Blood on Silk: No Exit, 2018, 285 x 285cm, satin ribbon, paint and canvas photo credit Alex Wisser

What do you think is the meaning of art in the life of ordinary people?


The meaning of art can play a huge role in the life of ordinary people. My experiences with the works on my father’s death in the Aberdeen Church in country NSW showed me how powerful the connection could be between the lived experiences of ordinary people and artists, with art produced from those experiences through the use of conversation. Because my family had come from that town the visitors were not expecting to be disrespected and so were able to relax and give themselves the time to engage with the works.

I also have a very broad understanding of what is and isn’t art and I believe that the rituals of daily life can be thought of as a deep and developed interaction with an individual’s own art making practices, even if they don’t call it by that name.

Barbara Pavan

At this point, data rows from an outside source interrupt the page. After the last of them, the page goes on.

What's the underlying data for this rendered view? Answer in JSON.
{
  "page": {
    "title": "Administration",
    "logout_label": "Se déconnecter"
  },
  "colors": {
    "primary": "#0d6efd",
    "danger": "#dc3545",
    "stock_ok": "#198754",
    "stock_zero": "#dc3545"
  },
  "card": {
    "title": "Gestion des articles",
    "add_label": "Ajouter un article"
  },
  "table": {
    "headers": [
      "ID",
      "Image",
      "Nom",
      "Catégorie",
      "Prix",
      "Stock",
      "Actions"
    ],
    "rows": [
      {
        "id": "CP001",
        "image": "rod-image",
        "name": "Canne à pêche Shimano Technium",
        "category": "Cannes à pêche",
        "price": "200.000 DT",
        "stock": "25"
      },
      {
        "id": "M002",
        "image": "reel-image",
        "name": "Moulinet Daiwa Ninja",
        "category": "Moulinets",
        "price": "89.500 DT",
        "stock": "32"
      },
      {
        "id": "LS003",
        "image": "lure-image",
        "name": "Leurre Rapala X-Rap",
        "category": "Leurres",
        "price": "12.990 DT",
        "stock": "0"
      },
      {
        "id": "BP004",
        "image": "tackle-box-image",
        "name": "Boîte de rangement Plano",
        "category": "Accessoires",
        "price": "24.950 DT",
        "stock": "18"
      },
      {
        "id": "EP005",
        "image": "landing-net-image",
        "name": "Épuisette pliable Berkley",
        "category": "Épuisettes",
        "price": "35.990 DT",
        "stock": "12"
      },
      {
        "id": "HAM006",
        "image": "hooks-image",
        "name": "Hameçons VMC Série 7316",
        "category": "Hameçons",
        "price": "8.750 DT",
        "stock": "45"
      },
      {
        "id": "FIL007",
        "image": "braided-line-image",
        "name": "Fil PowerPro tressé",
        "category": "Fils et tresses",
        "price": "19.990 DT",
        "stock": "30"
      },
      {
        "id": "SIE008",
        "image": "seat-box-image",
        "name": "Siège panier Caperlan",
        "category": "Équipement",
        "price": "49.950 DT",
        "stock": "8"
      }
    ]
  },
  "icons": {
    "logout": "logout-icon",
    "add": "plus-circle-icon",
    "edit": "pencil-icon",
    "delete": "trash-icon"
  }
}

English version Sono nata a Monza nel 1969 ma cresciuta in provincia di Biella, terra di filati e tessuti. Mi sono occupata lungamente di arte contemporanea, dopo aver trasformato una passione in una professione. Ho curato mostre, progetti espositivi, manifestazioni culturali, cataloghi e blog tematici, collaborando con associazioni, gallerie, istituzioni pubbliche e private. Da qualche anno la mia attenzione è rivolta prevalentemente verso l’arte tessile e la fiber art, linguaggi contemporanei che assecondano un antico e mai sopito interesse per i tappeti ed i tessuti antichi. Su ARTEMORBIDA voglio raccontare la fiber art italiana, con interviste alle artiste ed agli artisti e recensioni degli eventi e delle mostre legate all’arte tessile sul territorio nazionale.